It’s true that I always wanted to have two children. I’m not sure why that is or how the notion of how many kids one wants to have comes into focus, but that is how I thought it’d be. It’s likely a matter of finances and since public school isn’t an option where we live, I must have felt somewhat constrained by the high cost of living in So CA.
During my struggle with infertility, I saw the family I hoped for with my mind’s eye. I held on to a feeling of contentment that I thought I’d have, mothering two children. I caught glimpses of what I thought our family life would be but they were so fleeting that when I blinked they were lost. It is very hard to hold onto that which hasn’t come to be for very long.
And now, I’m struck over and over, daily for sure, with an almost feeling of deja vu, only it’s not so much repeating something I may have lived before, but something I longed to live. When I acknowledge it happening, I call it a what it’s all about moment.
Because of my husband’s work schedule and the need for young children to eat early, we don’t always eat together but we try to (even if that means I feed the kids but we’re still hanging out at the table when my husband gets home and he eats while we catch up on the events of the day) and when we are all seated around our table, bantering about his day or our son’s day or what Baby G did, it’s a what it’s all about moment.
Or, when I’m making weekend breakfast, maybe scrambled eggs, bacon, and toast, and my older son and husband are setting the table while the baby is crawling around the kitchen floor, I’ll turn and see things as they are unfolding and think, this is what it’s all about.
Or, when I need a quick minute to wash dishes or fold laundry or take the trash out and I ask my older son if the baby can join him in his room for a bit (we have this little chair with a tray that contains him) and I overhear him singing to his brother or reading him a story or explaining the Lego he is building, that’s what it is all about.
Or, like last weekend, when we went to play mini-golf with some friends and they invited us over for dinner afterward, and we were following them back to their house and my older son was looking at their van ahead of us and said, “they’ve got a family of 4 just like us”, that is what it’s all about.
Or, like today, when the sales girl at the MAC counter at the new Bloomingdale’s was commenting on how adorable Baby G was and she asked if he was my first to which I replied no, I have an older son who’s in school, and she said, ‘you’re lucky’ and I think to myself she has NO idea how true that is, that’s what it is all about.
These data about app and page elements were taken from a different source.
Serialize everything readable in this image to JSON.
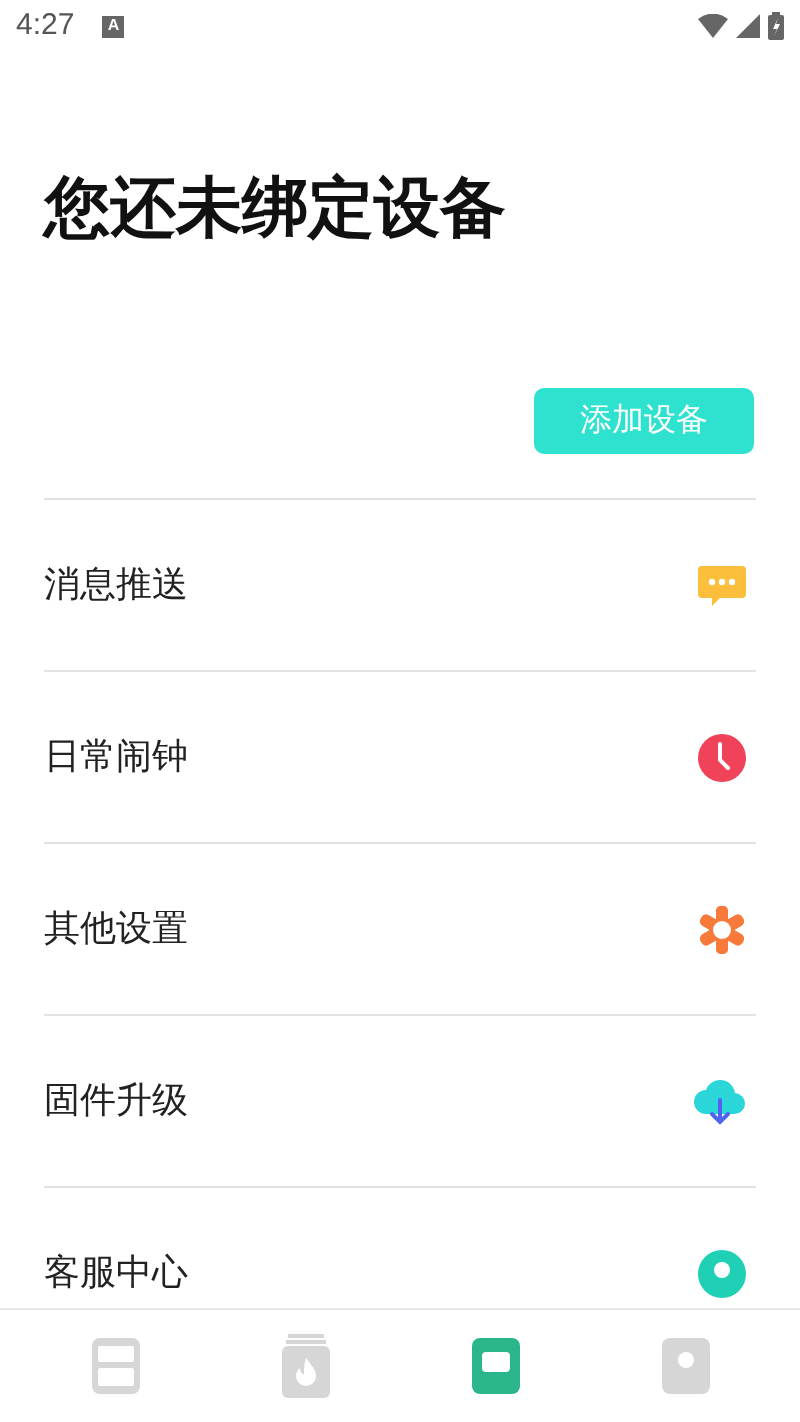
{
  "status_bar": {
    "time": "4:27",
    "notification": "A"
  },
  "title": "您还未绑定设备",
  "add_button": "添加设备",
  "menu": [
    {
      "label": "消息推送",
      "kind": "message"
    },
    {
      "label": "日常闹钟",
      "kind": "alarm"
    },
    {
      "label": "其他设置",
      "kind": "settings"
    },
    {
      "label": "固件升级",
      "kind": "upgrade"
    },
    {
      "label": "客服中心",
      "kind": "service"
    }
  ],
  "bottom_nav": [
    {
      "kind": "device",
      "selected": false
    },
    {
      "kind": "fire",
      "selected": false
    },
    {
      "kind": "home",
      "selected": true
    },
    {
      "kind": "profile",
      "selected": false
    }
  ]
}
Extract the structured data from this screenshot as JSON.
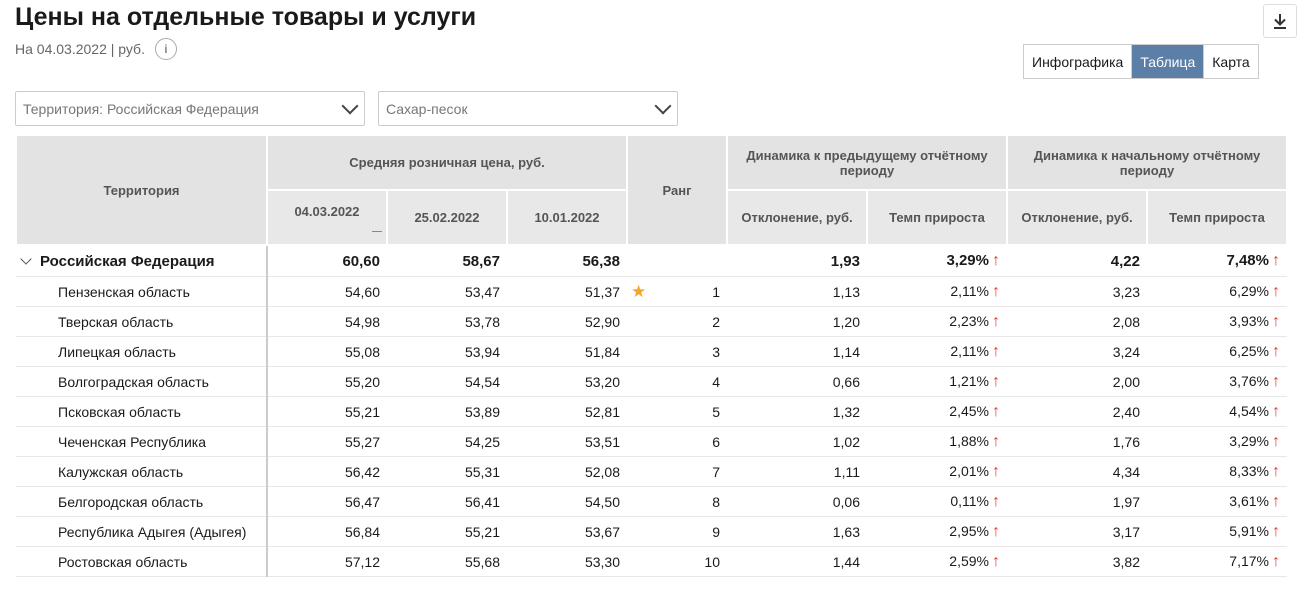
{
  "page": {
    "title": "Цены на отдельные товары и услуги",
    "subtitle": "На 04.03.2022 | руб."
  },
  "icons": {
    "info": "i",
    "download": "download-icon"
  },
  "view_switch": {
    "options": [
      "Инфографика",
      "Таблица",
      "Карта"
    ],
    "active": "Таблица",
    "active_color": "#5b7fa6"
  },
  "filters": {
    "territory": "Территория: Российская  Федерация",
    "product": "Сахар-песок"
  },
  "table": {
    "headers": {
      "territory": "Территория",
      "avg_price": "Средняя розничная цена, руб.",
      "rank": "Ранг",
      "prev_period": "Динамика к предыдущему отчётному периоду",
      "start_period": "Динамика к начальному отчётному периоду",
      "dates": [
        "04.03.2022",
        "25.02.2022",
        "10.01.2022"
      ],
      "deviation": "Отклонение, руб.",
      "growth": "Темп прироста"
    },
    "total": {
      "name": "Российская Федерация",
      "p1": "60,60",
      "p2": "58,67",
      "p3": "56,38",
      "dev1": "1,93",
      "gr1": "3,29%",
      "dev2": "4,22",
      "gr2": "7,48%"
    },
    "rows": [
      {
        "name": "Пензенская область",
        "p1": "54,60",
        "p2": "53,47",
        "p3": "51,37",
        "rank": "1",
        "star": true,
        "dev1": "1,13",
        "gr1": "2,11%",
        "dev2": "3,23",
        "gr2": "6,29%"
      },
      {
        "name": "Тверская область",
        "p1": "54,98",
        "p2": "53,78",
        "p3": "52,90",
        "rank": "2",
        "dev1": "1,20",
        "gr1": "2,23%",
        "dev2": "2,08",
        "gr2": "3,93%"
      },
      {
        "name": "Липецкая область",
        "p1": "55,08",
        "p2": "53,94",
        "p3": "51,84",
        "rank": "3",
        "dev1": "1,14",
        "gr1": "2,11%",
        "dev2": "3,24",
        "gr2": "6,25%"
      },
      {
        "name": "Волгоградская область",
        "p1": "55,20",
        "p2": "54,54",
        "p3": "53,20",
        "rank": "4",
        "dev1": "0,66",
        "gr1": "1,21%",
        "dev2": "2,00",
        "gr2": "3,76%"
      },
      {
        "name": "Псковская область",
        "p1": "55,21",
        "p2": "53,89",
        "p3": "52,81",
        "rank": "5",
        "dev1": "1,32",
        "gr1": "2,45%",
        "dev2": "2,40",
        "gr2": "4,54%"
      },
      {
        "name": "Чеченская Республика",
        "p1": "55,27",
        "p2": "54,25",
        "p3": "53,51",
        "rank": "6",
        "dev1": "1,02",
        "gr1": "1,88%",
        "dev2": "1,76",
        "gr2": "3,29%"
      },
      {
        "name": "Калужская область",
        "p1": "56,42",
        "p2": "55,31",
        "p3": "52,08",
        "rank": "7",
        "dev1": "1,11",
        "gr1": "2,01%",
        "dev2": "4,34",
        "gr2": "8,33%"
      },
      {
        "name": "Белгородская область",
        "p1": "56,47",
        "p2": "56,41",
        "p3": "54,50",
        "rank": "8",
        "dev1": "0,06",
        "gr1": "0,11%",
        "dev2": "1,97",
        "gr2": "3,61%"
      },
      {
        "name": "Республика Адыгея (Адыгея)",
        "p1": "56,84",
        "p2": "55,21",
        "p3": "53,67",
        "rank": "9",
        "dev1": "1,63",
        "gr1": "2,95%",
        "dev2": "3,17",
        "gr2": "5,91%"
      },
      {
        "name": "Ростовская область",
        "p1": "57,12",
        "p2": "55,68",
        "p3": "53,30",
        "rank": "10",
        "dev1": "1,44",
        "gr1": "2,59%",
        "dev2": "3,82",
        "gr2": "7,17%"
      }
    ]
  }
}
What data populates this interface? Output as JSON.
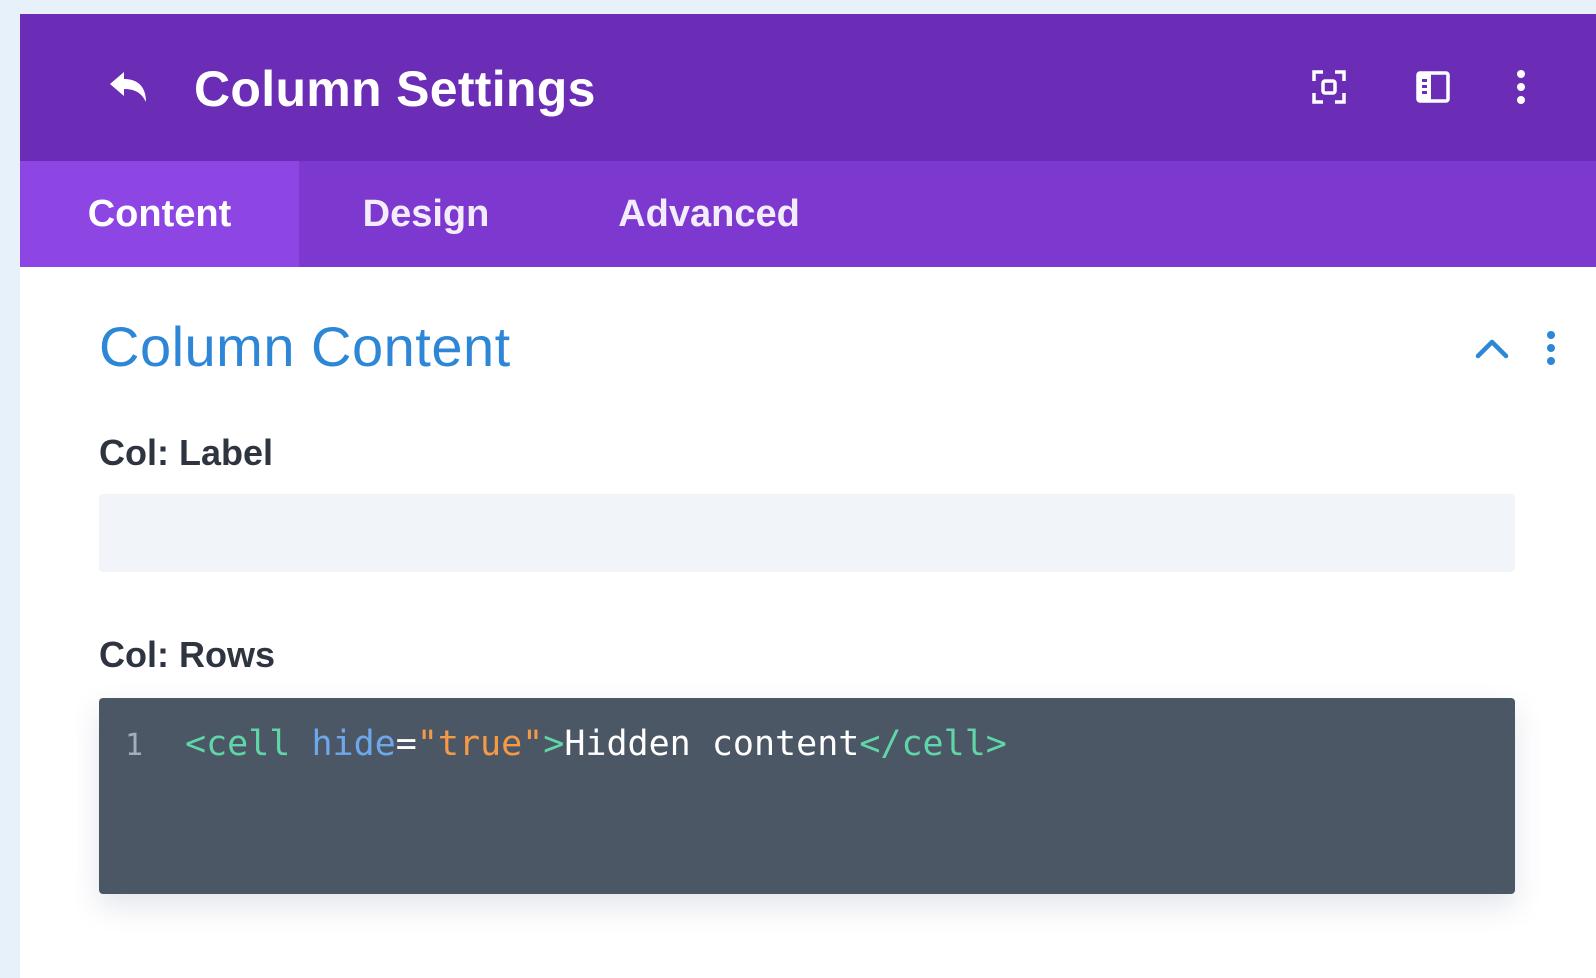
{
  "header": {
    "title": "Column Settings",
    "icons": [
      "back-arrow-icon",
      "focus-expand-icon",
      "sidebar-layout-icon",
      "more-vertical-icon"
    ]
  },
  "tabs": [
    {
      "label": "Content",
      "active": true
    },
    {
      "label": "Design",
      "active": false
    },
    {
      "label": "Advanced",
      "active": false
    }
  ],
  "section": {
    "title": "Column Content",
    "collapsed": false
  },
  "fields": {
    "label": {
      "label": "Col: Label",
      "value": ""
    },
    "rows": {
      "label": "Col: Rows",
      "line_number": "1",
      "code": {
        "open_tag": "<cell",
        "space": " ",
        "attr": "hide",
        "eq": "=",
        "value": "\"true\"",
        "close_bracket": ">",
        "text": "Hidden content",
        "end_tag": "</cell>"
      }
    }
  },
  "colors": {
    "header_bg": "#6b2cb6",
    "tabs_bg": "#7d38cf",
    "active_tab_bg": "#8d45e4",
    "section_title": "#2e87d6",
    "editor_bg": "#4c5766"
  }
}
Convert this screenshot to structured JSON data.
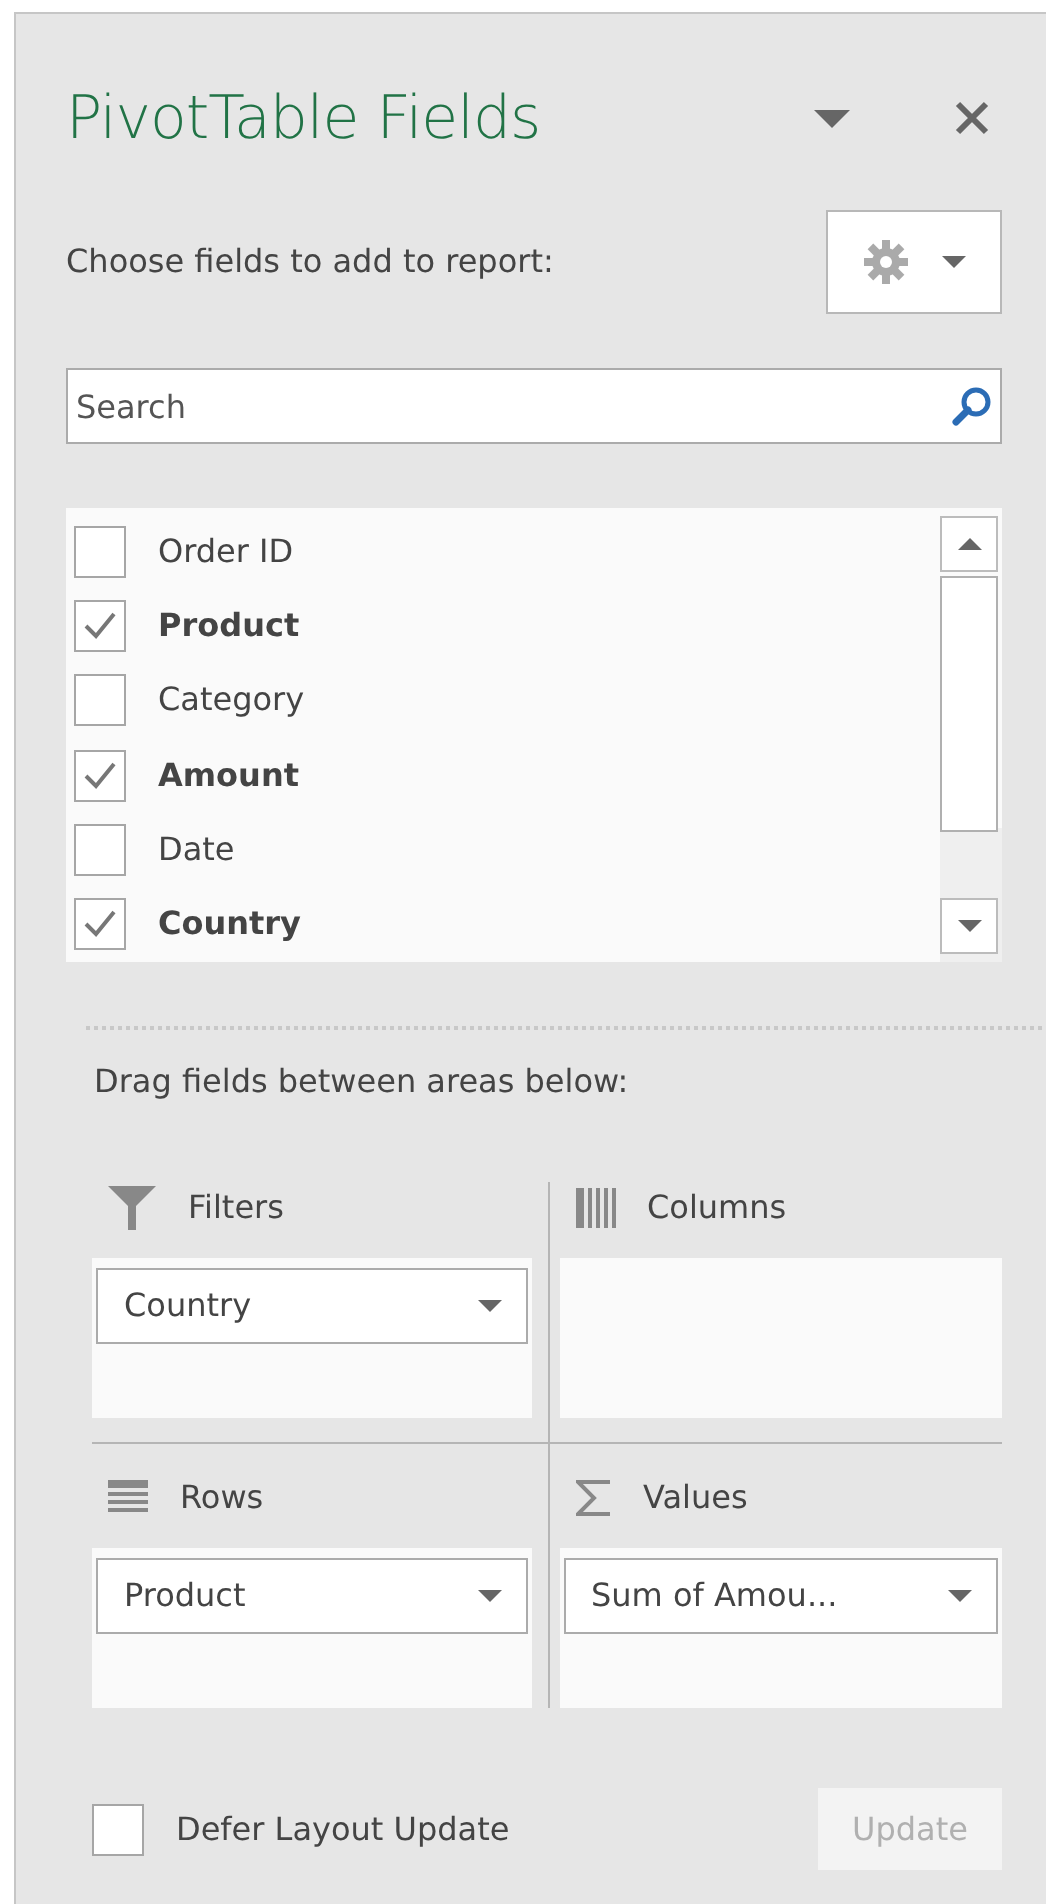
{
  "panel": {
    "title": "PivotTable Fields",
    "subtitle": "Choose fields to add to report:"
  },
  "search": {
    "placeholder": "Search"
  },
  "fields": [
    {
      "label": "Order ID",
      "checked": false
    },
    {
      "label": "Product",
      "checked": true
    },
    {
      "label": "Category",
      "checked": false
    },
    {
      "label": "Amount",
      "checked": true
    },
    {
      "label": "Date",
      "checked": false
    },
    {
      "label": "Country",
      "checked": true
    }
  ],
  "drag_label": "Drag fields between areas below:",
  "areas": [
    {
      "kind": "filters",
      "title": "Filters",
      "items": [
        "Country"
      ]
    },
    {
      "kind": "columns",
      "title": "Columns"
    },
    {
      "kind": "rows",
      "title": "Rows",
      "items": [
        "Product"
      ]
    },
    {
      "kind": "values",
      "title": "Values",
      "items": [
        "Sum of Amou..."
      ]
    }
  ],
  "defer": {
    "label": "Defer Layout Update",
    "checked": false
  },
  "update_button": {
    "label": "Update",
    "disabled": true
  }
}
Or, as I’m planning Christmas gifts and I get to not only discuss with my older son what he might like and why, but I get to think of filling two stockings, buy Baby G some things from Santa, AND get to plan a first birthday party again. That’s what it is all about.
Or, when we’re in our backyard and I’m pushing a very contented baby in his swing and his big brother comes over wanting to push him and stops the swing long enough to plant a kiss on his baby brother’s forehead, that’s what it is all about.
Or, when we’re at the park and my older son is circling the path on his bike while my husband watches him and I am pushing Baby G in a bucket swing and there we are, all together at the park, that is what it is all about.
Or, it can be something as mundane as washing the boys clothes, which I do together in one load, and then folding them while they are still warm. There are two stacks of children’s cloths, the first of which I will put away in the baby’s room and the second of which I’ll put away in my older son’s room. Two children’s bedrooms each with their own things, that’s what it’s all about.
There is immense and deep-boned gratitude in my daily life as we live the embodiment of the dream of our family. I think about those I know IRL and URL who are struggling to have their first or build or complete their families in the face of an infertility diagnosis. That something that comes so easily to 90% of the trying to conceive population should be fraught with such difficulty for the rest of us is unfair to the nth degree. If you are in the trenches and you can stay the course, do so, for you, too, should have your what it’s all about moments.